The rapidly evolving virtual assets space is an exciting field that many believe will have a transformative impact on the world of finance, along with complementary technologies such as distributed ledger technology, also known as blockchain, and Web 3.0.
Virtual assets are digital representations of value that can be traded online, transferred, or used to make a payment – cryptocurrencies, gaming tokens and non-fungible tokens (NFT) are just some prominent examples of virtual assets.
A comprehensive policy framework
Hong Kong is positioning itself to become a world leader in the development of virtual assets. In late October, the Hong Kong government issued a policy statement, setting out its stance towards developing a vibrant sector and ecosystem for virtual assets in the city.
"We recognise the potential of distributed ledger technology and Web 3.0 to become the future of finance and commerce, and under proper regulation they are expected to enhance efficiency and transparency,” said Christopher Hui, Secretary for Financial Services and the Treasury.1
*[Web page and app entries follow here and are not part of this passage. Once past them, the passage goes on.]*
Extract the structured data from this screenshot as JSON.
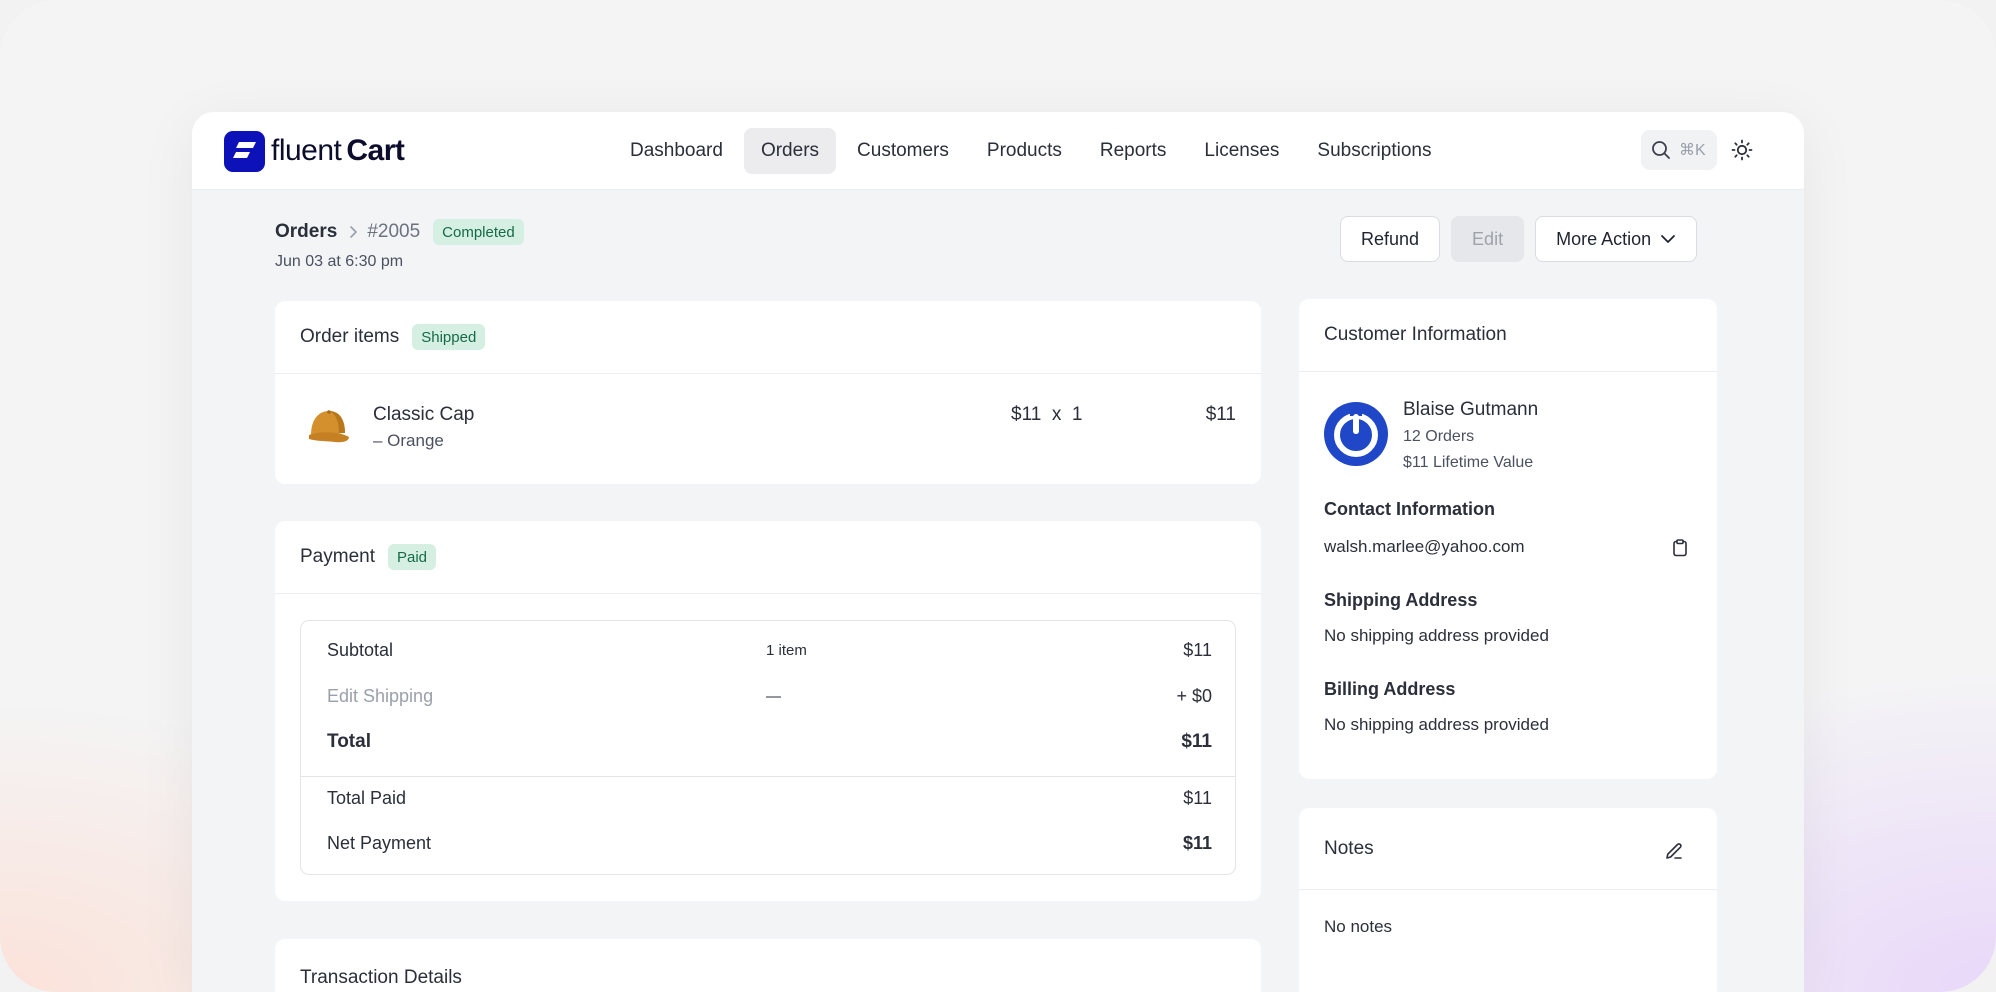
{
  "app": {
    "logo_word1": "fluent",
    "logo_word2": "Cart",
    "brand_color": "#0c12b8"
  },
  "nav": {
    "items": [
      {
        "label": "Dashboard",
        "active": false
      },
      {
        "label": "Orders",
        "active": true
      },
      {
        "label": "Customers",
        "active": false
      },
      {
        "label": "Products",
        "active": false
      },
      {
        "label": "Reports",
        "active": false
      },
      {
        "label": "Licenses",
        "active": false
      },
      {
        "label": "Subscriptions",
        "active": false
      }
    ],
    "search_icon": "search-icon",
    "search_shortcut": "⌘K",
    "theme_icon": "sun-icon"
  },
  "order": {
    "breadcrumb_root": "Orders",
    "order_id": "#2005",
    "status": "Completed",
    "date": "Jun 03 at 6:30 pm",
    "actions": {
      "refund": "Refund",
      "edit": "Edit",
      "more": "More Action"
    }
  },
  "items_card": {
    "title": "Order items",
    "status": "Shipped",
    "items": [
      {
        "name": "Classic Cap",
        "variant": "– Orange",
        "price_qty": "$11  x  1",
        "total": "$11",
        "icon": "cap-icon"
      }
    ]
  },
  "payment_card": {
    "title": "Payment",
    "status": "Paid",
    "subtotal_label": "Subtotal",
    "subtotal_count": "1 item",
    "subtotal_value": "$11",
    "shipping_label": "Edit Shipping",
    "shipping_mid": "—",
    "shipping_value": "+ $0",
    "total_label": "Total",
    "total_value": "$11",
    "total_paid_label": "Total Paid",
    "total_paid_value": "$11",
    "net_label": "Net Payment",
    "net_value": "$11"
  },
  "transaction_card": {
    "title": "Transaction Details"
  },
  "customer_card": {
    "title": "Customer Information",
    "name": "Blaise Gutmann",
    "orders": "12 Orders",
    "ltv": "$11 Lifetime Value",
    "contact_title": "Contact Information",
    "email": "walsh.marlee@yahoo.com",
    "shipping_title": "Shipping Address",
    "shipping_text": "No shipping address provided",
    "billing_title": "Billing Address",
    "billing_text": "No shipping address provided",
    "avatar_color": "#1f47c8"
  },
  "notes_card": {
    "title": "Notes",
    "text": "No notes"
  }
}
“The government is prepared to embrace this future, and we welcome the clustering of FinTech and virtual asset community and talents in Hong Kong, and we will promote the sustainable development of financial services across the whole virtual asset value chain."
The policy statement’s vision is to make Hong Kong an open and inclusive place for the global community of innovators engaging in the virtual assets business. The government will work with local financial regulators to create a facilitating environment that facilitates the sustainable and responsible development of the virtual asset sector, while putting in place the necessary guardrails to mitigate actual and potential risks, in line with international standards.
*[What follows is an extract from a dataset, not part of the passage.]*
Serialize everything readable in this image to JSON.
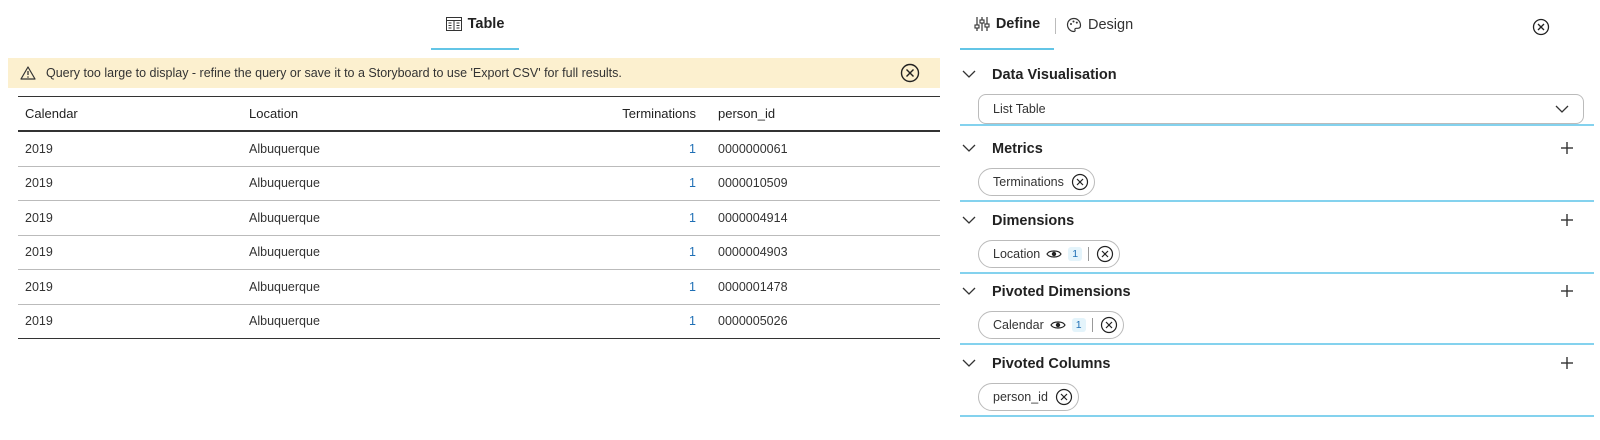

From a regulatory perspective, there will need to be a comprehensive set of rules governing the virtual asset space. For example, there is preparatory work on a new licensing regime for virtual asset service providers, while the Securities and Futures Commission will conduct a public consultation on how retail investors can be given access to the asset class, possibly via exchange traded funds (ETFs). The government is also open to a future review on property rights for tokenised assets and the legality of smart contracts.
There will also be a number of pilot projects to test the technological benefits of virtual assets, and their application in financial markets. These include a NFT issuance for Hong Kong FinTech Week 2022, green bond tokenisation, and the e-HKD.
The future landscape of virtual assets and blockchain was the subject of a panel discussion at Hong Kong FinTech Week. Moderated by the Financial Services Development Council Executive Director King Au, the panel assembled experts that are actively involved in the development of this space.
On the policy statement, there was general agreement among the panellists that the announcement was a positive for Hong Kong.
“The policy framework shows an open mindedness in the government towards virtual assets, as well as attracting talent and knowhow to Hong Kong,” said Evan Auyang, Group President, Animoca Brands – a Hong Kong company that specialises in Web 3.0 and is a pioneer in virtual assets. He said that although it is a challenging time for cryptocurrency sector, strong talent has continued entering into the virtual assets space, especially the builders of Web 3.0 applications.
In addition, the government’s focus on the ownership of virtual assets, and the potential legalisation of smart contracts could have a broad impact on Hong Kong’s small and medium-size businesses, said David Chang, Founding Partner of MindWorks Capital.
“We think that the next wave of opportunity will be on the payment side for SMEs in Hong Kong, because a lot of smaller business don’t want to accept credit cards, while crypto payments are very low cost and fast in comparison,” he said.
There are also opportunities in Mainland China. Treelion is a green digital finance platform that is working with the Chinese government to create a blockchain that incorporates green finance and carbon management into one system. In effect, making carbon credits into a digital assets in an ecosystem that connects regulators, buyers and producers.
“Everyone will be able to work together in a very transparent environment, with authenticity and data consistency to ensure that carbon credits are real and can be traded,” said Plato Yip, Treelion’s CEO.
Going forward, technological progress will be driven by improvements to the three key elements of blockchain: security, decentralisation and performance. “What tech trends will be able to advance each of these areas?” asked Duncan Wong, Founder and CEO, CryptoBLK Limited.
He pointed to potential solutions that include everything from security measures strong enough to resist attacks from quantum computers to multichain technologies that increase scalability. With a comprehensive policy framework now in place, there is a greater chance that the next generation of improvements to virtual assets and blockchain technology will be developed in Hong Kong.